4. "Why do we have the temperature set the way it is?"
"Your boss is not the maintenance man. He probably hears people complain several times a day, 'It's hot in here,' 'It's so cold in here.' The only thing it makes him think is: 'Oh my god, grow up!'"
Instead of annoying your boss with facilities issues, reset the temperature yourself or contact your building manager for help, Hovendick suggests. You could also take a survey of your colleagues' "ideal temperature" and make a formal request to have your office kept at a consistent temp year-round.
5. "How long before you retire?"

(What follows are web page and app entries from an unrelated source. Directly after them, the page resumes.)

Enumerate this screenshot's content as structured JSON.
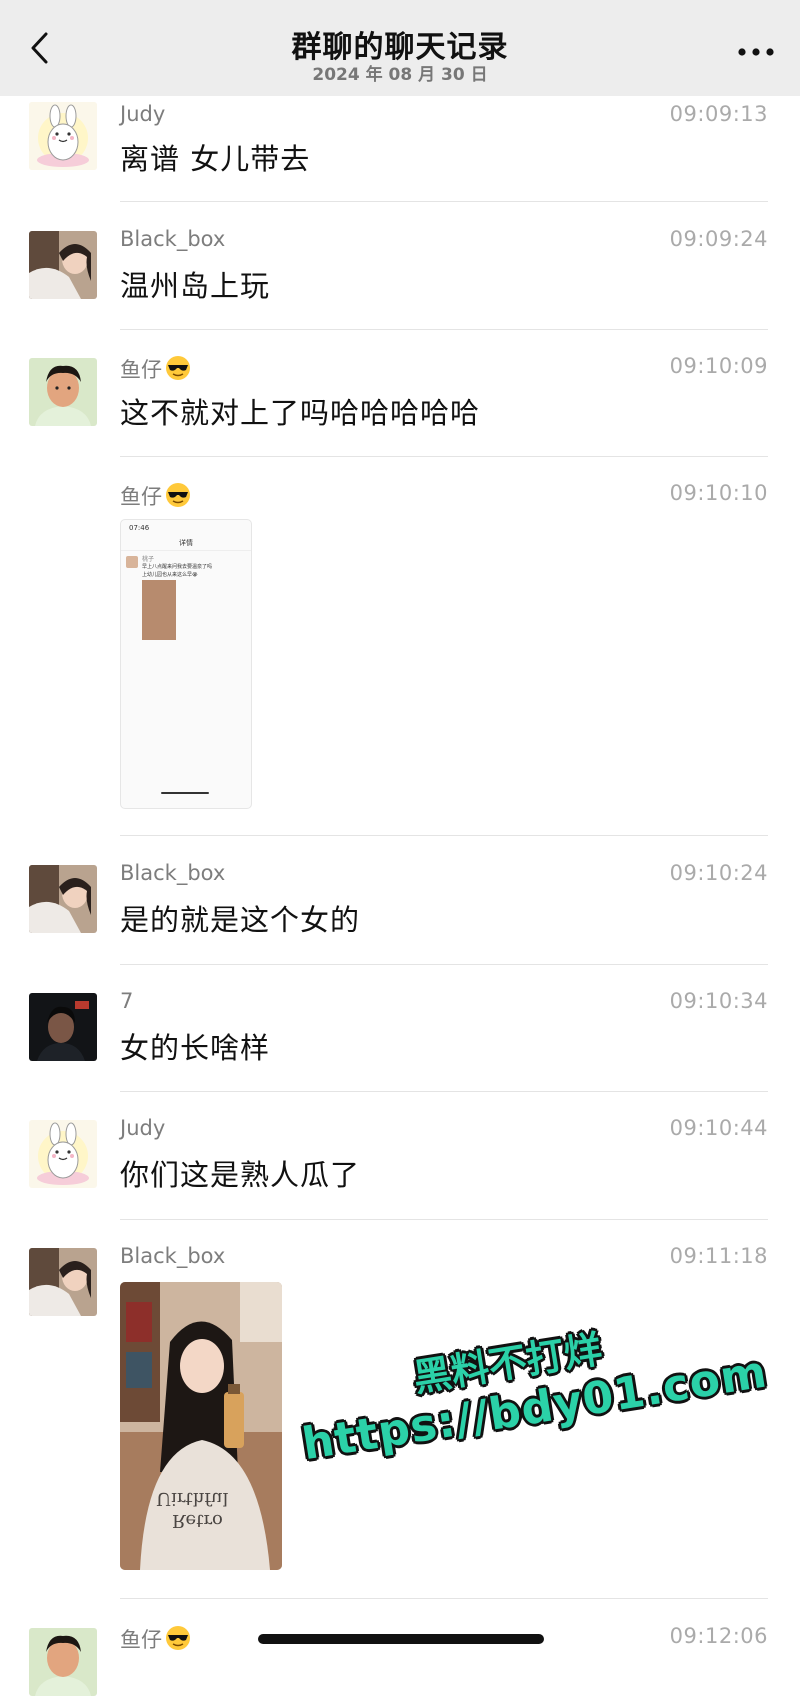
{
  "header": {
    "title": "群聊的聊天记录",
    "subtitle": "2024 年 08 月 30 日",
    "back_icon": "chevron-left-icon",
    "more_icon": "more-dots-icon"
  },
  "messages": [
    {
      "sender": "Judy",
      "time": "09:09:13",
      "text": "离谱  女儿带去",
      "avatar": "bunny-avatar"
    },
    {
      "sender": "Black_box",
      "time": "09:09:24",
      "text": "温州岛上玩",
      "avatar": "girl-photo-avatar"
    },
    {
      "sender": "鱼仔",
      "emoji": "sunglasses-emoji",
      "time": "09:10:09",
      "text": "这不就对上了吗哈哈哈哈哈",
      "avatar": "boy-photo-avatar"
    },
    {
      "sender": "鱼仔",
      "emoji": "sunglasses-emoji",
      "time": "09:10:10",
      "image": "screenshot-thumbnail"
    },
    {
      "sender": "Black_box",
      "time": "09:10:24",
      "text": "是的就是这个女的",
      "avatar": "girl-photo-avatar"
    },
    {
      "sender": "7",
      "time": "09:10:34",
      "text": "女的长啥样",
      "avatar": "dark-photo-avatar"
    },
    {
      "sender": "Judy",
      "time": "09:10:44",
      "text": "你们这是熟人瓜了",
      "avatar": "bunny-avatar"
    },
    {
      "sender": "Black_box",
      "time": "09:11:18",
      "image": "woman-photo",
      "avatar": "girl-photo-avatar"
    },
    {
      "sender": "鱼仔",
      "emoji": "sunglasses-emoji",
      "time": "09:12:06",
      "avatar": "boy-photo-avatar"
    }
  ],
  "embedded_screenshot": {
    "status_time": "07:46",
    "title": "详情",
    "name": "桃子",
    "text_line1": "早上八点醒来问我去要温泉了吗",
    "text_line2": "上幼儿园也从来这么早😭"
  },
  "woman_photo": {
    "shirt_text1": "Uirthful",
    "shirt_text2": "Retro"
  },
  "watermark": {
    "line1": "黑料不打烊",
    "line2": "https://bdy01.com"
  },
  "colors": {
    "header_bg": "#ededed",
    "watermark": "#2bd1a8",
    "time": "#aaaaaa",
    "name": "#7d7d7d"
  }
}
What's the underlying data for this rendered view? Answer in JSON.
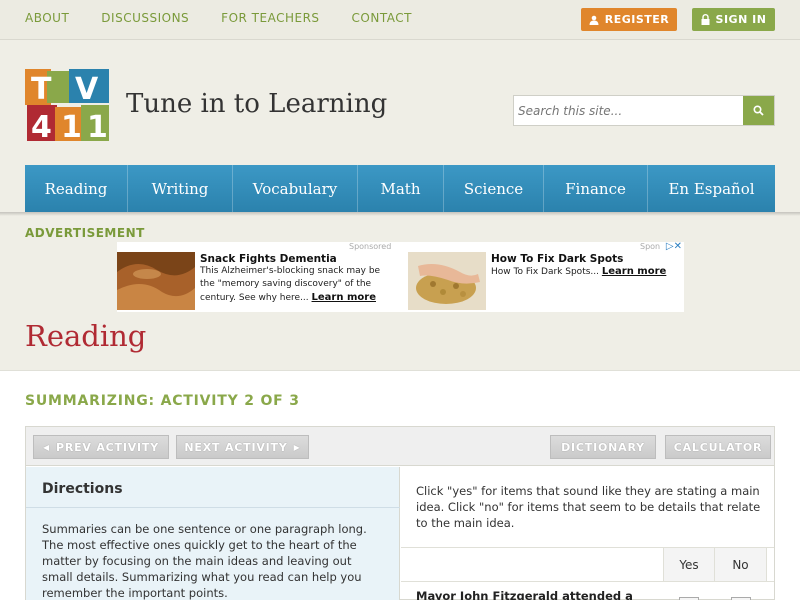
{
  "topnav": {
    "items": [
      "ABOUT",
      "DISCUSSIONS",
      "FOR TEACHERS",
      "CONTACT"
    ],
    "register_label": "REGISTER",
    "signin_label": "SIGN IN"
  },
  "header": {
    "logo_text": "TV411",
    "site_title": "Tune in to Learning",
    "search_placeholder": "Search this site..."
  },
  "mainnav": {
    "items": [
      "Reading",
      "Writing",
      "Vocabulary",
      "Math",
      "Science",
      "Finance",
      "En Español"
    ]
  },
  "ad": {
    "label": "ADVERTISEMENT",
    "sponsored": "Sponsored",
    "sponsored_short": "Spon",
    "items": [
      {
        "title": "Snack Fights Dementia",
        "desc": "This Alzheimer's-blocking snack may be the \"memory saving discovery\" of the century. See why here...",
        "cta": "Learn more"
      },
      {
        "title": "How To Fix Dark Spots",
        "desc": "How To Fix Dark Spots...",
        "cta": "Learn more"
      }
    ]
  },
  "page": {
    "title": "Reading",
    "activity_title": "SUMMARIZING: ACTIVITY 2 OF 3"
  },
  "toolbar": {
    "prev_label": "PREV ACTIVITY",
    "next_label": "NEXT ACTIVITY",
    "dictionary_label": "DICTIONARY",
    "calculator_label": "CALCULATOR"
  },
  "directions": {
    "title": "Directions",
    "body": "Summaries can be one sentence or one paragraph long. The most effective ones quickly get to the heart of the matter by focusing on the main ideas and leaving out small details. Summarizing what you read can help you remember the important points."
  },
  "question": {
    "intro": "Click \"yes\" for items that sound like they are stating a main idea. Click \"no\" for items that seem to be details that relate to the main idea.",
    "col_yes": "Yes",
    "col_no": "No",
    "first_item": "Mayor John Fitzgerald attended a"
  },
  "colors": {
    "green": "#8aa84a",
    "orange": "#e0862c",
    "blue": "#2b82ad",
    "red": "#b02a33"
  }
}
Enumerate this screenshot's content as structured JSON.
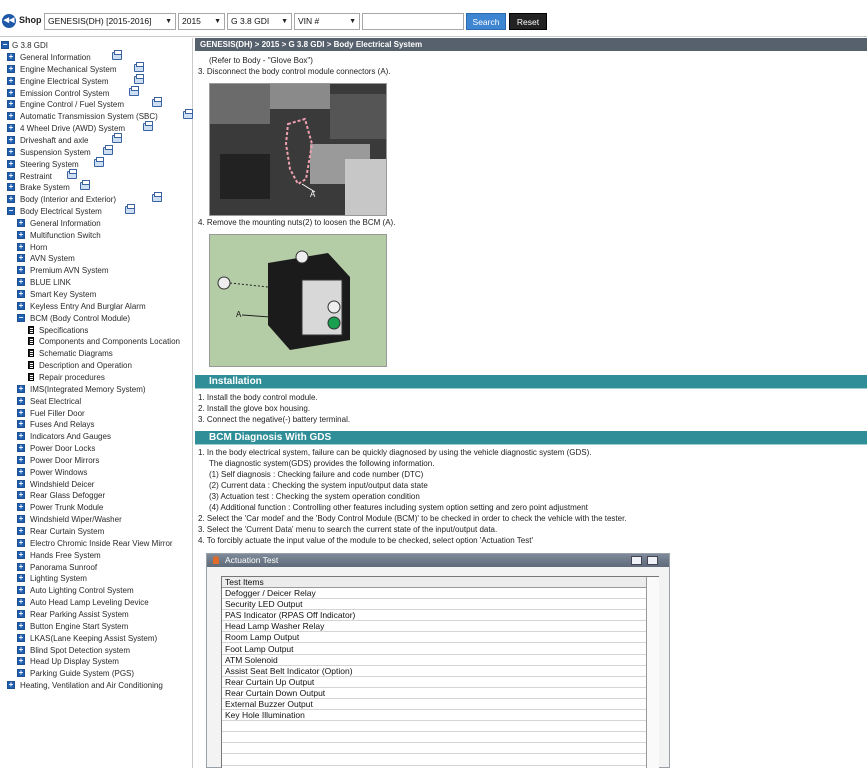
{
  "toolbar": {
    "back_label": "◀◀",
    "shop_label": "Shop",
    "model_select": "GENESIS(DH) [2015-2016]",
    "year_select": "2015",
    "engine_select": "G 3.8 GDI",
    "vin_select": "VIN #",
    "vin_input_value": "",
    "search_label": "Search",
    "reset_label": "Reset"
  },
  "sidebar": {
    "root_label": "G 3.8 GDI",
    "items": [
      {
        "label": "General Information",
        "level": 1,
        "icon": "plus",
        "printer": true
      },
      {
        "label": "Engine Mechanical System",
        "level": 1,
        "icon": "plus",
        "printer": true
      },
      {
        "label": "Engine Electrical System",
        "level": 1,
        "icon": "plus",
        "printer": true
      },
      {
        "label": "Emission Control System",
        "level": 1,
        "icon": "plus",
        "printer": true
      },
      {
        "label": "Engine Control / Fuel System",
        "level": 1,
        "icon": "plus",
        "printer": true
      },
      {
        "label": "Automatic Transmission System (SBC)",
        "level": 1,
        "icon": "plus",
        "printer": true
      },
      {
        "label": "4 Wheel Drive (AWD) System",
        "level": 1,
        "icon": "plus",
        "printer": true
      },
      {
        "label": "Driveshaft and axle",
        "level": 1,
        "icon": "plus",
        "printer": true
      },
      {
        "label": "Suspension System",
        "level": 1,
        "icon": "plus",
        "printer": true
      },
      {
        "label": "Steering System",
        "level": 1,
        "icon": "plus",
        "printer": true
      },
      {
        "label": "Restraint",
        "level": 1,
        "icon": "plus",
        "printer": true
      },
      {
        "label": "Brake System",
        "level": 1,
        "icon": "plus",
        "printer": true
      },
      {
        "label": "Body (Interior and Exterior)",
        "level": 1,
        "icon": "plus",
        "printer": true
      },
      {
        "label": "Body Electrical System",
        "level": 1,
        "icon": "minus",
        "printer": true
      },
      {
        "label": "General Information",
        "level": 2,
        "icon": "plus",
        "printer": false
      },
      {
        "label": "Multifunction Switch",
        "level": 2,
        "icon": "plus",
        "printer": false
      },
      {
        "label": "Horn",
        "level": 2,
        "icon": "plus",
        "printer": false
      },
      {
        "label": "AVN System",
        "level": 2,
        "icon": "plus",
        "printer": false
      },
      {
        "label": "Premium AVN System",
        "level": 2,
        "icon": "plus",
        "printer": false
      },
      {
        "label": "BLUE LINK",
        "level": 2,
        "icon": "plus",
        "printer": false
      },
      {
        "label": "Smart Key System",
        "level": 2,
        "icon": "plus",
        "printer": false
      },
      {
        "label": "Keyless Entry And Burglar Alarm",
        "level": 2,
        "icon": "plus",
        "printer": false
      },
      {
        "label": "BCM (Body Control Module)",
        "level": 2,
        "icon": "minus",
        "printer": false
      },
      {
        "label": "Specifications",
        "level": 3,
        "icon": "doc",
        "printer": false
      },
      {
        "label": "Components and Components Location",
        "level": 3,
        "icon": "doc",
        "printer": false
      },
      {
        "label": "Schematic Diagrams",
        "level": 3,
        "icon": "doc",
        "printer": false
      },
      {
        "label": "Description and Operation",
        "level": 3,
        "icon": "doc",
        "printer": false
      },
      {
        "label": "Repair procedures",
        "level": 3,
        "icon": "doc",
        "printer": false
      },
      {
        "label": "IMS(Integrated Memory System)",
        "level": 2,
        "icon": "plus",
        "printer": false
      },
      {
        "label": "Seat Electrical",
        "level": 2,
        "icon": "plus",
        "printer": false
      },
      {
        "label": "Fuel Filler Door",
        "level": 2,
        "icon": "plus",
        "printer": false
      },
      {
        "label": "Fuses And Relays",
        "level": 2,
        "icon": "plus",
        "printer": false
      },
      {
        "label": "Indicators And Gauges",
        "level": 2,
        "icon": "plus",
        "printer": false
      },
      {
        "label": "Power Door Locks",
        "level": 2,
        "icon": "plus",
        "printer": false
      },
      {
        "label": "Power Door Mirrors",
        "level": 2,
        "icon": "plus",
        "printer": false
      },
      {
        "label": "Power Windows",
        "level": 2,
        "icon": "plus",
        "printer": false
      },
      {
        "label": "Windshield Deicer",
        "level": 2,
        "icon": "plus",
        "printer": false
      },
      {
        "label": "Rear Glass Defogger",
        "level": 2,
        "icon": "plus",
        "printer": false
      },
      {
        "label": "Power Trunk Module",
        "level": 2,
        "icon": "plus",
        "printer": false
      },
      {
        "label": "Windshield Wiper/Washer",
        "level": 2,
        "icon": "plus",
        "printer": false
      },
      {
        "label": "Rear Curtain System",
        "level": 2,
        "icon": "plus",
        "printer": false
      },
      {
        "label": "Electro Chromic Inside Rear View Mirror",
        "level": 2,
        "icon": "plus",
        "printer": false
      },
      {
        "label": "Hands Free System",
        "level": 2,
        "icon": "plus",
        "printer": false
      },
      {
        "label": "Panorama Sunroof",
        "level": 2,
        "icon": "plus",
        "printer": false
      },
      {
        "label": "Lighting System",
        "level": 2,
        "icon": "plus",
        "printer": false
      },
      {
        "label": "Auto Lighting Control System",
        "level": 2,
        "icon": "plus",
        "printer": false
      },
      {
        "label": "Auto Head Lamp Leveling Device",
        "level": 2,
        "icon": "plus",
        "printer": false
      },
      {
        "label": "Rear Parking Assist System",
        "level": 2,
        "icon": "plus",
        "printer": false
      },
      {
        "label": "Button Engine Start System",
        "level": 2,
        "icon": "plus",
        "printer": false
      },
      {
        "label": "LKAS(Lane Keeping Assist System)",
        "level": 2,
        "icon": "plus",
        "printer": false
      },
      {
        "label": "Blind Spot Detection system",
        "level": 2,
        "icon": "plus",
        "printer": false
      },
      {
        "label": "Head Up Display System",
        "level": 2,
        "icon": "plus",
        "printer": false
      },
      {
        "label": "Parking Guide System (PGS)",
        "level": 2,
        "icon": "plus",
        "printer": false
      },
      {
        "label": "Heating, Ventilation and Air Conditioning",
        "level": 1,
        "icon": "plus",
        "printer": true
      }
    ]
  },
  "main": {
    "breadcrumb": "GENESIS(DH) > 2015 > G 3.8 GDI > Body Electrical System",
    "removal_lines": [
      "(Refer to Body - \"Glove Box\")",
      "3.  Disconnect the body control module connectors (A).",
      "4.  Remove the mounting nuts(2) to loosen the BCM (A)."
    ],
    "photo1_label": "A",
    "photo2_label": "A",
    "installation": {
      "title": "Installation",
      "lines": [
        "1.  Install the body control module.",
        "2.  Install the glove box housing.",
        "3.  Connect the negative(-) battery terminal."
      ]
    },
    "gds": {
      "title": "BCM Diagnosis With GDS",
      "lines": [
        "1.  In the body electrical system, failure can be quickly diagnosed by using the vehicle diagnostic system (GDS).",
        "The diagnostic system(GDS) provides the following information.",
        "(1) Self diagnosis : Checking failure and code number (DTC)",
        "(2) Current data : Checking the system input/output data state",
        "(3) Actuation test : Checking the system operation condition",
        "(4) Additional function : Controlling other features including system option setting and zero point adjustment",
        "2.  Select the 'Car model' and the 'Body Control Module (BCM)' to be checked in order to check the vehicle with the tester.",
        "3.  Select the 'Current Data' menu to search the current state of the input/output data.",
        "4.  To forcibly actuate the input value of the module to be checked, select option 'Actuation Test'"
      ]
    },
    "actuation": {
      "window_title": "Actuation Test",
      "header": "Test Items",
      "rows": [
        "Defogger / Deicer Relay",
        "Security LED Output",
        "PAS Indicator (RPAS Off Indicator)",
        "Head Lamp Washer Relay",
        "Room Lamp Output",
        "Foot Lamp Output",
        "ATM Solenoid",
        "Assist Seat Belt Indicator (Option)",
        "Rear Curtain Up Output",
        "Rear Curtain Down Output",
        "External Buzzer Output",
        "Key Hole Illumination"
      ]
    }
  }
}
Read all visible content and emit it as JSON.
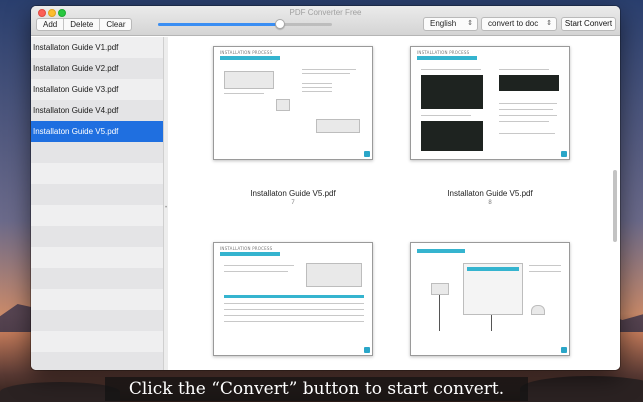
{
  "window": {
    "title": "PDF Converter Free"
  },
  "toolbar": {
    "buttons": [
      {
        "label": "Add"
      },
      {
        "label": "Delete"
      },
      {
        "label": "Clear"
      }
    ],
    "zoom": {
      "value": 0.7
    },
    "language": {
      "selected": "English"
    },
    "format": {
      "selected": "convert to doc"
    },
    "start_label": "Start Convert"
  },
  "files": [
    {
      "name": "Installaton Guide V1.pdf",
      "selected": false
    },
    {
      "name": "Installaton Guide V2.pdf",
      "selected": false
    },
    {
      "name": "Installaton Guide V3.pdf",
      "selected": false
    },
    {
      "name": "Installaton Guide V4.pdf",
      "selected": false
    },
    {
      "name": "Installaton Guide V5.pdf",
      "selected": true
    }
  ],
  "pages": [
    {
      "header": "INSTALLATION PROCESS",
      "caption": "Installaton Guide V5.pdf",
      "number": "7"
    },
    {
      "header": "INSTALLATION PROCESS",
      "caption": "Installaton Guide V5.pdf",
      "number": "8"
    },
    {
      "header": "INSTALLATION PROCESS",
      "caption": "",
      "number": ""
    },
    {
      "header": "",
      "caption": "",
      "number": ""
    }
  ],
  "subtitle": "Click the “Convert” button to start convert.",
  "colors": {
    "selection": "#1f6fe0",
    "accent": "#3a8ef3",
    "page_band": "#35b4cf"
  },
  "icons": {
    "popup_arrow": "⇕",
    "splitter": "•"
  }
}
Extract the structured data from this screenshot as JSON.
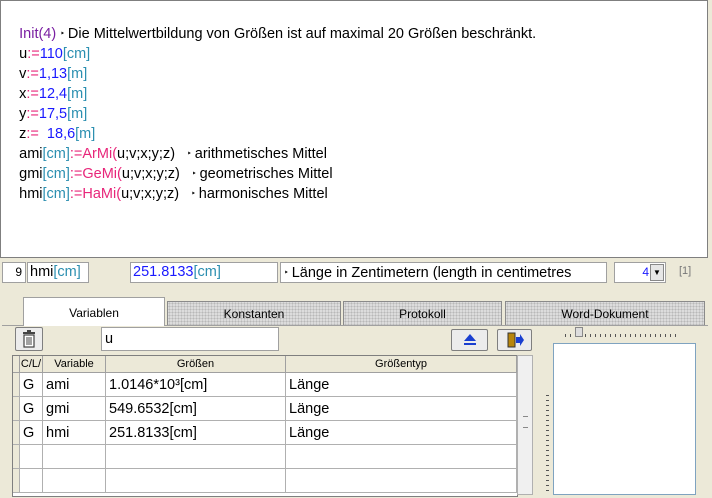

When you ask this question, you're basically asking, "How long are you planning on staying?" Hovendick says. Unfortunately, it's going to make your boss think one of two things: that you're out to get their job or that you think they're too old for the job, and both have serious negatives attached.
"Why do you really need to know that?" Hovendick asks. "They may be trying to retire and they can't, and you're just going to make them sad or frustrated."
6. "Is the office closed on Columbus Day?"
Questions about HR policies are procedures are to be avoided at all times, says Amanda Augustine, job search expert at
"When your manager makes time to speak with you, make it count," Augustine says. "Instead of squandering it away with questions that are below your boss' pay grade, focus on matters that only he or she can answer."
Whether you're new to the company or simply forgot the details of a policy, it's best to direct your questions about holidays, official vacation policies and your benefits to the Human Resources department. Or better yet, consult your company handbook to find the answer, Augustine says.
7. "What type of name tags should we buy?"
"You'll often find that leaders are 'big idea' guys and gals who want to talk about new initiatives in broad strokes. While they may lead the overall strategy of a project, they don't need to be bogged down with little details and cross-functional coordination that will need to take place behind the scenes," Augustine says.
Find out how involved your boss expects to be in the project so that you avoid asking for input on the smaller, more detailed levels of planning. You're more likely to be criticized for being indecisive, rather than praised for your thorough communication.